    Lighting: Head light working? Tail light/braking lights? How about those turn signals? Many riders still use arm signals. Arm signals are more obvious to "cagers" as the drivers of those vehicles fail to pay attention to bikers anyway---though that failure is not with malice most of the time.

 

    Fluid levels: Have you checked those levels? Have you changed fluids lately? Something to think about. You might immediately think of oil levels, but what about brake fluids? Stopping your bike seems important as you quickly approach an intersection or a vehicle turning in front of you. I still remember the first bike I had with disk brakes. Loved the stopping power. Then, while riding in the rain one day, an intersection lay ahead. Brakes applied--no stopping. Back then, the brake pads had to heat the disk and wipe away the water in order to stop. Fortunately, when stopping power arrived, the bike did not skid on the wet road. I was riding in an upright position and did not lock the brakes. I also kept the bike in a straight line. "It pays to pay attention."

 

    The list goes on. Just stop and think before you get on that wonderful machine the first time this spring. As fun as these machines are, they also subject the rider to more opportunities for hurt if something goes wrong. Face it, we are not as protected as that NASCAR driver. That driver can roll multiple times, hit a wall head on, crash with other vehicles, and walk away most of the time. Possibly part of the fun of biking is subjecting ourselves to risks and smiling when we walk away.

 

    Let's say all goes wrong on a ride and you are hit head on by an 18 wheeler. You know who is going to lose that collision. Let's say that you are killed instantly. I sure hope that you had a good foundation laid in your relationship with God before the crash.

 

    I was blessed to be raised in a God fearing home.
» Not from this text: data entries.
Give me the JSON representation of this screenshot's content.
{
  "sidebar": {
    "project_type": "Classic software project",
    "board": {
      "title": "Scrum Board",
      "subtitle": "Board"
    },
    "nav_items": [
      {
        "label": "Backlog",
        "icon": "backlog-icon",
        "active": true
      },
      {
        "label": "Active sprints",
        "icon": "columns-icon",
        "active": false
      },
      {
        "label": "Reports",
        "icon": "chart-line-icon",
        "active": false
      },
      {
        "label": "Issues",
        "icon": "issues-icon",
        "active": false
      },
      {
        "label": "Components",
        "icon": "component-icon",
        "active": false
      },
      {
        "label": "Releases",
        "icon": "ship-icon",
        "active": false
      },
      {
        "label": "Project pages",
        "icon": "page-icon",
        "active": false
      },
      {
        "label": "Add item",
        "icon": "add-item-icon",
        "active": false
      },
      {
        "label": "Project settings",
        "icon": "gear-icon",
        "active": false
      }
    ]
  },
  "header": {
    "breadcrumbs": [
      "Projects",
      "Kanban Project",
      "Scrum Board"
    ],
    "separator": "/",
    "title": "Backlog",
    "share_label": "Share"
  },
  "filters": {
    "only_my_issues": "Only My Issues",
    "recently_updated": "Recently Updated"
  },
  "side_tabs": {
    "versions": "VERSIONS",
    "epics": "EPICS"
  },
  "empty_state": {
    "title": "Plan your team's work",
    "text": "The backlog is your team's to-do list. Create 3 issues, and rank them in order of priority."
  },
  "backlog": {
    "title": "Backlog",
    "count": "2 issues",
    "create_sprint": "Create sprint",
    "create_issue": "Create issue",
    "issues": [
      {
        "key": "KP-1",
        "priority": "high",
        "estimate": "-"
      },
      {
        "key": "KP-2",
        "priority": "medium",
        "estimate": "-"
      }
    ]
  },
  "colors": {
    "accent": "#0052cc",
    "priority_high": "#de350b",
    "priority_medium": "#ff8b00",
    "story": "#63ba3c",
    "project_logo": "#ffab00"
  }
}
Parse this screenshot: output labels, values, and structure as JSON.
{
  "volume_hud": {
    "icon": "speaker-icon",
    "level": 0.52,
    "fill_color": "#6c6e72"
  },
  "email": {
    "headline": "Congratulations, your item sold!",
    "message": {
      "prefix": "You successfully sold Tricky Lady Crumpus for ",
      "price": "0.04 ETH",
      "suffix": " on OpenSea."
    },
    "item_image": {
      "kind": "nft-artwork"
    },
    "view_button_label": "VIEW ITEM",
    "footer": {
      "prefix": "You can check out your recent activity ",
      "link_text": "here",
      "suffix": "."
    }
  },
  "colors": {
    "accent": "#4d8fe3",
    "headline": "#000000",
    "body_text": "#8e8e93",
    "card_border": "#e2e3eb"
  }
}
We had supper together every night. Before anyone began to eat, Daddy "said grace." It didn't matter that he said the same prayer for every meal. The foundation was laid in that we had supper together and he said grace---every day. The importance of family together and praying was learned.

 

    Daddy taught Sunday School----still has a class named after him even though he has been with the Lord for years. Every Sunday morning saw Daddy alone in the living room praying, meditating, readying himself to teach. Well, he was by himself until I came into the room. I learned the importance of preparing for the day.

 

    Daddy sang in the choir--had a wonderful bass voice. Then he sang with the Pineville Male Chorus. Any time I hear an all male choir, I rejoice in that gift that Daddy gave us---that of using your gifts to honor God.

 

    Naturally, Mama gave us more instruction in life as she was with us more. She also experienced more frustration with us three, if for no other reason, she was with us more. She exposed us to things that us "country bumpkins" would not usually see. She had a different upbringing. Her parents lived in Baltimore in the summer and Eustis, FL in the winter and she wanted us to see that life existed outside Pleasant Valley and Indian Land. She laid a foundation of realizing that we can "get outside ourselves" and we can explore.

 

    Our family devotion time would have been when we all sat around the supper table or when we all sat on the front porch after dark in the summer. We heard the sounds of night as there was not much traffic on 521 after dark then. We saw our first falling stars, we learned that not everyone has a beautiful voice! We talked about our lives and what was going on. We did not have formal Bible reading, but passing years tells me that the Holy Spirit was with us--laying that foundation.

 

    Foundations are necessary for success. Success is subjective to each of us. Maybe your foundation was different. Many have had better than our family did. Each of us has the opportunity every day to lay foundations---for ourselves, for the next generations, for those around us.

 

    "If the foundations are destroyed, What can the righteous do?" Psalm 11: 3

 

    How is your foundation? Is it strong? Is it expanding? Are you laying a good foundation to your lineal descendants, and to those around you?

 

    Be a blessing to someone today.